Source records:
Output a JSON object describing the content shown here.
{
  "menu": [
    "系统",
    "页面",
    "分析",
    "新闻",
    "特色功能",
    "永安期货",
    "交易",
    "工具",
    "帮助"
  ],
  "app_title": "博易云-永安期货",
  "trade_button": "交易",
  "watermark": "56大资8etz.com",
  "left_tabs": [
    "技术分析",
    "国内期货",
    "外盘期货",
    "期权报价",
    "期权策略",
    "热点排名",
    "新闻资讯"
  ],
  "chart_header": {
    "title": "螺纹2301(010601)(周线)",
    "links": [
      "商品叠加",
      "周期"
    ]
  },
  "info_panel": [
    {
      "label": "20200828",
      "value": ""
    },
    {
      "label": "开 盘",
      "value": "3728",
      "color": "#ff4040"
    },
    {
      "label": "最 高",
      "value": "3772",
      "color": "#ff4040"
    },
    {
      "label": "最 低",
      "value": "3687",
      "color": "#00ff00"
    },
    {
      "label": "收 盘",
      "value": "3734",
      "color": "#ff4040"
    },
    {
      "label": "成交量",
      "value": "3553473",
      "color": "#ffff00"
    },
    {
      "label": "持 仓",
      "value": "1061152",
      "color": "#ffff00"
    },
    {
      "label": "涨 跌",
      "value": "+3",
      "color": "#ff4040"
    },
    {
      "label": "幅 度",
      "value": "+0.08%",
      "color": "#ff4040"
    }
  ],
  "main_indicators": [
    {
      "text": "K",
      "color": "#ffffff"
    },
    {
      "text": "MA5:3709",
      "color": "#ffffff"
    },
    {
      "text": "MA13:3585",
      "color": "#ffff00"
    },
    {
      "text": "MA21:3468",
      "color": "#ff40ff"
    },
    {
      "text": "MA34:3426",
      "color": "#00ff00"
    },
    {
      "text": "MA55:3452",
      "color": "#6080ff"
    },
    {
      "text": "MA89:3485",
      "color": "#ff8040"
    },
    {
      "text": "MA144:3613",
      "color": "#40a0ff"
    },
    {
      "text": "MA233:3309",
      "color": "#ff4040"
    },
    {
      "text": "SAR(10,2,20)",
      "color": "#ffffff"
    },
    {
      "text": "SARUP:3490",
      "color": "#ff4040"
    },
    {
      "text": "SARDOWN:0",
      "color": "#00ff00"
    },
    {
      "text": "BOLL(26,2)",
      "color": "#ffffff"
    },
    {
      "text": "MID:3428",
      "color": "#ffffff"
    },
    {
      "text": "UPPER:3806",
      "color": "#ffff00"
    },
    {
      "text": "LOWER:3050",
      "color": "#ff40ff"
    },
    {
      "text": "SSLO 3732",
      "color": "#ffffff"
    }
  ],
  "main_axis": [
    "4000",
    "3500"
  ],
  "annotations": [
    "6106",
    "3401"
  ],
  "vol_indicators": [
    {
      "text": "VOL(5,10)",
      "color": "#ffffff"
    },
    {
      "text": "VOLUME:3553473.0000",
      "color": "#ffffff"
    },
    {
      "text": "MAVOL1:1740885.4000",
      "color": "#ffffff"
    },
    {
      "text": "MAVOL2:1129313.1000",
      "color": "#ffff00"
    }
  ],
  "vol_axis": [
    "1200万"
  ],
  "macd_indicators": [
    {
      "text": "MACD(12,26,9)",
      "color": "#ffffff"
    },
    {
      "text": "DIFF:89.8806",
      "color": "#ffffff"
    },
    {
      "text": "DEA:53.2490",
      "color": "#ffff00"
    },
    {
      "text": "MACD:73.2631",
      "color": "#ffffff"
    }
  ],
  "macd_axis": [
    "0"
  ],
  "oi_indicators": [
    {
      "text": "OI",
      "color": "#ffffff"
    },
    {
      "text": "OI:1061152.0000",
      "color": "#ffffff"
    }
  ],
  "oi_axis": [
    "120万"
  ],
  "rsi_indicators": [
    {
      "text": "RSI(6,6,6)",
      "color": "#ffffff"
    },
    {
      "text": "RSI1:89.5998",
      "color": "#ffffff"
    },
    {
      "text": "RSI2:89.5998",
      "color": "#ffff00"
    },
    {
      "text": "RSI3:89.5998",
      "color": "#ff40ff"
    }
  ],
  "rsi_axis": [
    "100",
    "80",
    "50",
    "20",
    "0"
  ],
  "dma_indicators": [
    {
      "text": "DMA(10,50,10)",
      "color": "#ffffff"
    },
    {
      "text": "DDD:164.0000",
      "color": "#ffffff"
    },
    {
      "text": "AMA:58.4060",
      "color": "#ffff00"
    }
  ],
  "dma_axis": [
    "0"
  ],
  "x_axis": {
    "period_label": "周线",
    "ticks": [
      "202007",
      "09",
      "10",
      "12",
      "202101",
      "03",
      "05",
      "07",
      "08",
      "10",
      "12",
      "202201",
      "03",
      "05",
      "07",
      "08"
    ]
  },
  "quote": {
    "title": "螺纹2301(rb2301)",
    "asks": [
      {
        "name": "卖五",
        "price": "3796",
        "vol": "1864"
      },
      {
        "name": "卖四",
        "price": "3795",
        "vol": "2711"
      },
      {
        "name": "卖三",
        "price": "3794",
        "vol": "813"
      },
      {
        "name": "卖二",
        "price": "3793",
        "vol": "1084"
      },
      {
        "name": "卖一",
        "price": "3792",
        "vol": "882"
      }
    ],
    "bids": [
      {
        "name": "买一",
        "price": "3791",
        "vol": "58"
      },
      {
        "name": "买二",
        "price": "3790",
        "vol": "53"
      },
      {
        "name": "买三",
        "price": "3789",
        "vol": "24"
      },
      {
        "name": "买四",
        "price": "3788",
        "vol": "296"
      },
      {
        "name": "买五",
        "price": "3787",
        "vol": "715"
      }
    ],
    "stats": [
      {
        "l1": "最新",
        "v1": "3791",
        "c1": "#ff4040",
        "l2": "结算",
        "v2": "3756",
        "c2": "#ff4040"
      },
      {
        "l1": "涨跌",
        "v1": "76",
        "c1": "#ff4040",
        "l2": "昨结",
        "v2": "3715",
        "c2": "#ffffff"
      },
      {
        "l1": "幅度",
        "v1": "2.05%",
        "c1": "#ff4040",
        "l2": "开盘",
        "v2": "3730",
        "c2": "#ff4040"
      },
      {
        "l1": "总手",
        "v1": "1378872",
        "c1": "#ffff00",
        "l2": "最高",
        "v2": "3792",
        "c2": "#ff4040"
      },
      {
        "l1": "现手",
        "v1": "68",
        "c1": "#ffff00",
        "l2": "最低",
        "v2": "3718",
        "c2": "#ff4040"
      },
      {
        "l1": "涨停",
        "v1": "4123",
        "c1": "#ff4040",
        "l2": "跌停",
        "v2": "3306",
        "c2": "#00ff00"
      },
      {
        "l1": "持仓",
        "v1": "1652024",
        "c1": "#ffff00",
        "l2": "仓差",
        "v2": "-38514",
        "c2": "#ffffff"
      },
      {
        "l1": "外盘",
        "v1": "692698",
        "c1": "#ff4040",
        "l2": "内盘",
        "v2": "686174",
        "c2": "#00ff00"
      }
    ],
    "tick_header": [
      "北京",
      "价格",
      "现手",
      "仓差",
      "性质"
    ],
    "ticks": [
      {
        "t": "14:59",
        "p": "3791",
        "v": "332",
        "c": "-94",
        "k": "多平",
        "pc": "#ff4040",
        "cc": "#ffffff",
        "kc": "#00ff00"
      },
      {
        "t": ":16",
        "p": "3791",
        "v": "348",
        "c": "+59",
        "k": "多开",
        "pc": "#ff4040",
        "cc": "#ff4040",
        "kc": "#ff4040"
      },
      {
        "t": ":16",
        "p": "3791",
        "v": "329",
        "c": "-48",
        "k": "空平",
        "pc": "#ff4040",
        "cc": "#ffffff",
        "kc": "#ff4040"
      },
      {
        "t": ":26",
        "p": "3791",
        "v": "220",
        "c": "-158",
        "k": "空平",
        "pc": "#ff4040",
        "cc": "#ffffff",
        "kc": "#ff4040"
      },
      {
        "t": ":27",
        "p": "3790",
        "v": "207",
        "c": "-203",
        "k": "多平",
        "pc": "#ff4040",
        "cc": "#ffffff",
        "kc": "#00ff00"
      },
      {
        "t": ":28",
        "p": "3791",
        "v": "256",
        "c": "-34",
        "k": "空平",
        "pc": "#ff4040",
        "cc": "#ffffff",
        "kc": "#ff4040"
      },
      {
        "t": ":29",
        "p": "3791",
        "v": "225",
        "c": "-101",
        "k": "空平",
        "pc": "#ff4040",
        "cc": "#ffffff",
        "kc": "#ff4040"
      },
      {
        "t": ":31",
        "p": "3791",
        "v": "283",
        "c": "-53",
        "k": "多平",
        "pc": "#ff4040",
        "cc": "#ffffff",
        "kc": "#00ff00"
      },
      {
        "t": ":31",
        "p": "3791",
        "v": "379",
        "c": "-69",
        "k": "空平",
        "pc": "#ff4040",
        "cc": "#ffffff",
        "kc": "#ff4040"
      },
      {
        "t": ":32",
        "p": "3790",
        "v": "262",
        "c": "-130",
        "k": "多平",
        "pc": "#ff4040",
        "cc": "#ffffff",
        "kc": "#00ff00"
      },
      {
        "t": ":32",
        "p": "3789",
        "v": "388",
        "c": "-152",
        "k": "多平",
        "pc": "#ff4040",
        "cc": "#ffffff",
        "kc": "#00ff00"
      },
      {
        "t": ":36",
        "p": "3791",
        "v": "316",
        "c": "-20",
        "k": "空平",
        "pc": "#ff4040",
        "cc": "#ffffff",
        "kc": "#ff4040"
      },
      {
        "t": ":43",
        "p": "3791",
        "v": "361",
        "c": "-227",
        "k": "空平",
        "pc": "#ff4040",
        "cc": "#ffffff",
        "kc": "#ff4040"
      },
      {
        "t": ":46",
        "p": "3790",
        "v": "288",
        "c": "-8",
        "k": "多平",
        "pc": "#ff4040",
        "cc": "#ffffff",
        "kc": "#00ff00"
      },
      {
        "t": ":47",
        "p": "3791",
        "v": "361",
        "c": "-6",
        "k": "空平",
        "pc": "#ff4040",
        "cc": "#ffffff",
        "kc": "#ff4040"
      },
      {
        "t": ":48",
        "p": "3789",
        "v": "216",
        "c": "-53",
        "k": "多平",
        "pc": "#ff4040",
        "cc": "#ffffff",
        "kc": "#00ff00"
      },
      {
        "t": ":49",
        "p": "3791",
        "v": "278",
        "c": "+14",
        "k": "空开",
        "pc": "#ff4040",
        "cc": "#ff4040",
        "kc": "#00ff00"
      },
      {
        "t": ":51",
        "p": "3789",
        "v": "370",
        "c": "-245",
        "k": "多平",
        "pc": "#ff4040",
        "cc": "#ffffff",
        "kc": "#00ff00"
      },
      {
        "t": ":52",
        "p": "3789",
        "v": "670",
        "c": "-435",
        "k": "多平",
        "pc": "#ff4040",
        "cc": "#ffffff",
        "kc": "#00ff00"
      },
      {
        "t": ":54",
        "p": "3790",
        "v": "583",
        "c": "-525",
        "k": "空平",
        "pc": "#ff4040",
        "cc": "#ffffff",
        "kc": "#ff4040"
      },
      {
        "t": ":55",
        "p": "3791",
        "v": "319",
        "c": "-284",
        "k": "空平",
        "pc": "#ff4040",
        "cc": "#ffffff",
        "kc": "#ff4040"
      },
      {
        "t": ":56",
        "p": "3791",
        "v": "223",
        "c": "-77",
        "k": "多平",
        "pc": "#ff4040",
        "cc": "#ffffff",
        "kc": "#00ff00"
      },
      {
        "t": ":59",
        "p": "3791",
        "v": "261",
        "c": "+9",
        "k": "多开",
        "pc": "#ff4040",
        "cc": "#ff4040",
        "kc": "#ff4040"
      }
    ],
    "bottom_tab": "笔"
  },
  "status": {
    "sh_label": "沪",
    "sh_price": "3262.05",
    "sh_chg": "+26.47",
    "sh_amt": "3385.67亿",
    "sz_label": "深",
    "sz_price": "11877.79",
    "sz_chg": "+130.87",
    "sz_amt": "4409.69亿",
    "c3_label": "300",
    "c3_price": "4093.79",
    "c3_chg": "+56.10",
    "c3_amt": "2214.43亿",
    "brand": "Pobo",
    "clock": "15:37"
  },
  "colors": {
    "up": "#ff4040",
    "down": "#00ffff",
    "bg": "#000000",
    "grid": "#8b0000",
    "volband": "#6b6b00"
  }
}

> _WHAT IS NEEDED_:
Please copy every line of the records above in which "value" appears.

> _ANSWER BOX_:
      "value": ""
      "value": "3728",
      "value": "3772",
      "value": "3687",
      "value": "3734",
      "value": "3553473",
      "value": "1061152",
      "value": "+3",
      "value": "+0.08%",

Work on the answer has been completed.